Charitable Giving More Important Than Ever
Charitable giving is one way that taxpayers can support a cause or organization close to their heart. In 2020, during a time of COVID, ton here are more worthy causes than ever before and fewer people able to contribute. It has been a difficult year for so many. As the end of the year approaches, and if you are able, it is a critical time to plan your charitable giving.
The deadline for making a tax-deductible charitable donation is the last day of the year for which you want to claim the credit. You can actually claim donations made but not yet claimed for the past five years. With a few exceptions, ONLY donations to registered Canadian charities will qualify for tax credits on your Canadian tax return. CRA has a registered Charities webpage to help you determine if your donation will be an eligible tax credit. Sometimes Canadians might be given a temporary window in which donations to a foreign disaster relief fund become eligible for tax credits — in the aftermath of a major natural disaster for example.
A taxpayer can claim the ‘eligible’ amount of the donation.
Example: If a taxpayer donates $1,000 to a registered charity, and in turn receives 3 tickets to the charity’s gala dinner (value $150), the eligible portion of the contribution will be $850 and listed as such on the receipt.
Did you know that you can donate marketable securities?
Potential donors have many organizations to choose from but there are also advantages to considering non-cash gifts such as publicly traded stocks. The CRA will not tax the capital gain or will tax only a portion of it. Giving publicly traded stocks to charity can offer a significant advantage compared to cash especially if you’re planning to donate a significant sum. For example, say you have stocks worth $500 that you bought for a dollar and decided to donate to charity. You would get credit for donating $500 but you wouldn’t get taxed on the $499 capital gain on the stocks.
Once the total amounts eligible for the charitable donation tax credit is determined, you can calculate the amount of resulting tax savings. If you donate more than $200, you qualify for a higher rate of savings. A taxpayer will receive a federal savings of 15% on the first $200, plus 29% federally on amounts over $200.

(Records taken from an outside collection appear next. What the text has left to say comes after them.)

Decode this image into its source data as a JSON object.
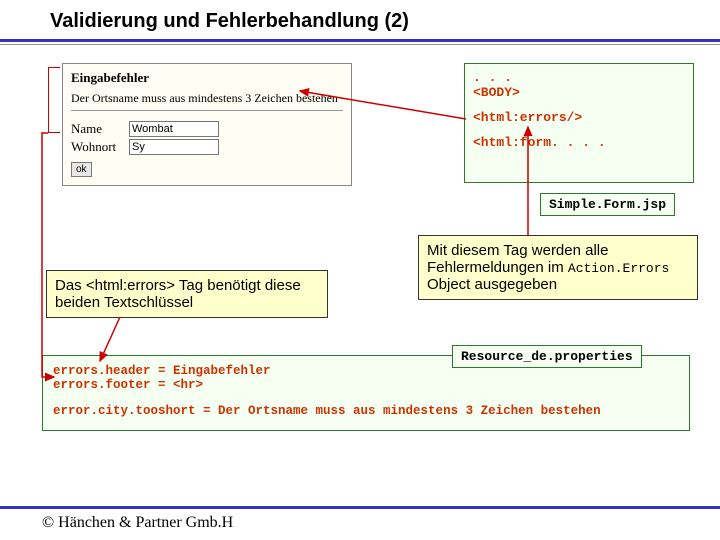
{
  "title": "Validierung und Fehlerbehandlung (2)",
  "form": {
    "error_title": "Eingabefehler",
    "error_msg": "Der Ortsname muss aus mindestens 3 Zeichen bestehen",
    "name_label": "Name",
    "name_value": "Wombat",
    "city_label": "Wohnort",
    "city_value": "Sy",
    "submit_label": "ok"
  },
  "jsp": {
    "line1": ". . .",
    "line2": "<BODY>",
    "line3": "<html:errors/>",
    "line4": "<html:form. . . .",
    "filename": "Simple.Form.jsp"
  },
  "note_left": "Das <html:errors> Tag benötigt diese beiden Textschlüssel",
  "note_right_1": "Mit diesem Tag werden alle Fehlermeldungen im ",
  "note_right_mono": "Action.Errors",
  "note_right_2": " Object ausgegeben",
  "props": {
    "header": "errors.header = Eingabefehler",
    "footer_line": "errors.footer = <hr>",
    "tooshort": "error.city.tooshort = Der Ortsname muss aus mindestens 3 Zeichen bestehen",
    "filename": "Resource_de.properties"
  },
  "footer": "© Hänchen & Partner Gmb.H"
}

For example, if you donate $200, you receive a tax credit worth $30 (15 percent of $200). However, if you donate $600, you receive the same $30 tax savings, plus a tax savings worth $87 on the amount above $200 ($600 – $200 = $400 x 29 percent = $116), for a total tax savings of $146 ($30 + $116) on the total donation of $600. In other words, the $600 of donations that you made, only cost you $484. Additional provincial credits are also available in most provinces, which enables a taxpayer to save additional dollars on the same $600. (In Alberta, for example, a taxpayer saves 10% on the first $200 and 21% on amounts over $200; this would result in an additional $20 plus $84 or $104 for an Alberta giver for a total saving on that $600 in donations of $250, or a cost of $350).
Please keep in mind that a taxpayer has to earn more than the minimum taxable income to benefit from these savings, otherwise these donations can be carried forward for up to 4 more years to use on a future tax return.
Either way, try and donate, it’ll make you feel good and more importantly, a worthy cause will benefit!
Please do not hesitate to reach out to us at Sharon@CalgarysChoiceTaxServices.com or (403)703-7176.